*Task*
Look for the word "hair". Copy every line of the listing where it occurs.

*Material supplied*

• • • • • • •

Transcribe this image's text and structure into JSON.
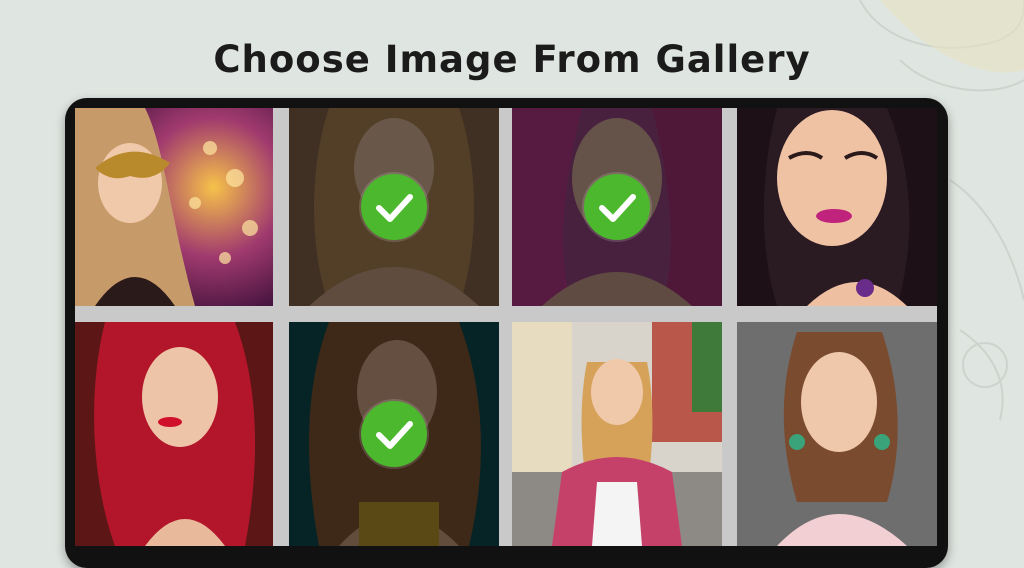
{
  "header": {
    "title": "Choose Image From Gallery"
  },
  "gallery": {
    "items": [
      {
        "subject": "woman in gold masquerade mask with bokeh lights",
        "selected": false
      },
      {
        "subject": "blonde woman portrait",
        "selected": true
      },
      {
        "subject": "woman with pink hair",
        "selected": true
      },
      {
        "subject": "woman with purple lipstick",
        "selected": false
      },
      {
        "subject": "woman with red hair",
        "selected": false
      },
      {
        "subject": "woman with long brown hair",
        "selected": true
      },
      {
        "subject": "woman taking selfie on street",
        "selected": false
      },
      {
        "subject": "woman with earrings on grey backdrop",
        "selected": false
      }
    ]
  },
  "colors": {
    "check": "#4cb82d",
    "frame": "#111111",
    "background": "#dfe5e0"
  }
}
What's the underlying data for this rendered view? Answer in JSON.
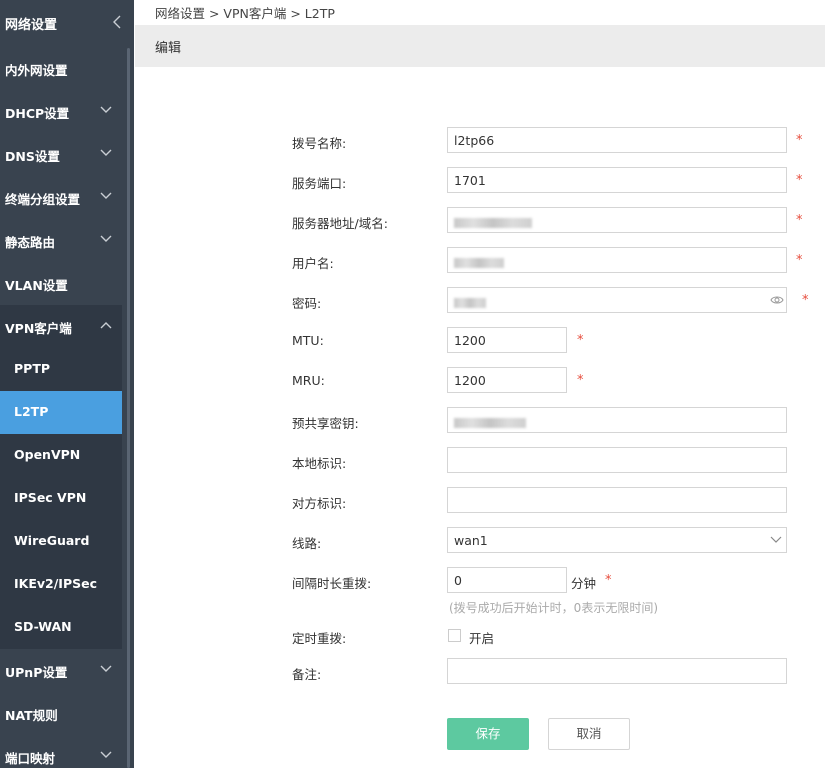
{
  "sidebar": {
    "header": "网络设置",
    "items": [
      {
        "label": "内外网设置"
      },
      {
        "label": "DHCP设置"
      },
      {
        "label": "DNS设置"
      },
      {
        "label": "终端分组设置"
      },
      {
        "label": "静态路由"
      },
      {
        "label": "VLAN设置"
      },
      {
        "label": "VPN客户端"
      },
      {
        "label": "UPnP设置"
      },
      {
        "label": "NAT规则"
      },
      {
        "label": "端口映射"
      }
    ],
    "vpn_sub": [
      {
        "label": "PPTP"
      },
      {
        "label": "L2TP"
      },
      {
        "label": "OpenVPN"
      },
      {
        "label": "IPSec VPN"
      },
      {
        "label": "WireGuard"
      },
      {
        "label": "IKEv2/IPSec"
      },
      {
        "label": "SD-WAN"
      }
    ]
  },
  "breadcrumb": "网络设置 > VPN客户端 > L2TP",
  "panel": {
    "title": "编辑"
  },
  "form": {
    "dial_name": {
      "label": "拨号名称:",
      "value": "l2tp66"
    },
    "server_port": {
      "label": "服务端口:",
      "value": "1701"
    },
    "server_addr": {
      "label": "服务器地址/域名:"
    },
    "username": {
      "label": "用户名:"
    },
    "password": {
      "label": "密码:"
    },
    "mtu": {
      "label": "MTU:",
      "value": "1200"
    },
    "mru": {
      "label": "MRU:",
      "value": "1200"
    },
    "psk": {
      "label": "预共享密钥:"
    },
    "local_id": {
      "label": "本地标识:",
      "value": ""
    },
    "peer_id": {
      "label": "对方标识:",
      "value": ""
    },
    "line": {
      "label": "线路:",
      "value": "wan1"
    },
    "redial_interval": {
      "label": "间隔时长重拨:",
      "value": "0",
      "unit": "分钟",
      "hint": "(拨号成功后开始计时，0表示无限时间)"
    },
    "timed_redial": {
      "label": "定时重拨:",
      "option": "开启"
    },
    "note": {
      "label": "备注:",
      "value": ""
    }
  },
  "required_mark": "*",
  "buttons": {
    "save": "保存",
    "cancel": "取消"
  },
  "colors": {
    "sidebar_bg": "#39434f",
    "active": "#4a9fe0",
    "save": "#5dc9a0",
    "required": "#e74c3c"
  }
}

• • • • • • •

*Problem solution*
        "subject": "woman with pink hair",
        "subject": "woman with red hair",
        "subject": "woman with long brown hair",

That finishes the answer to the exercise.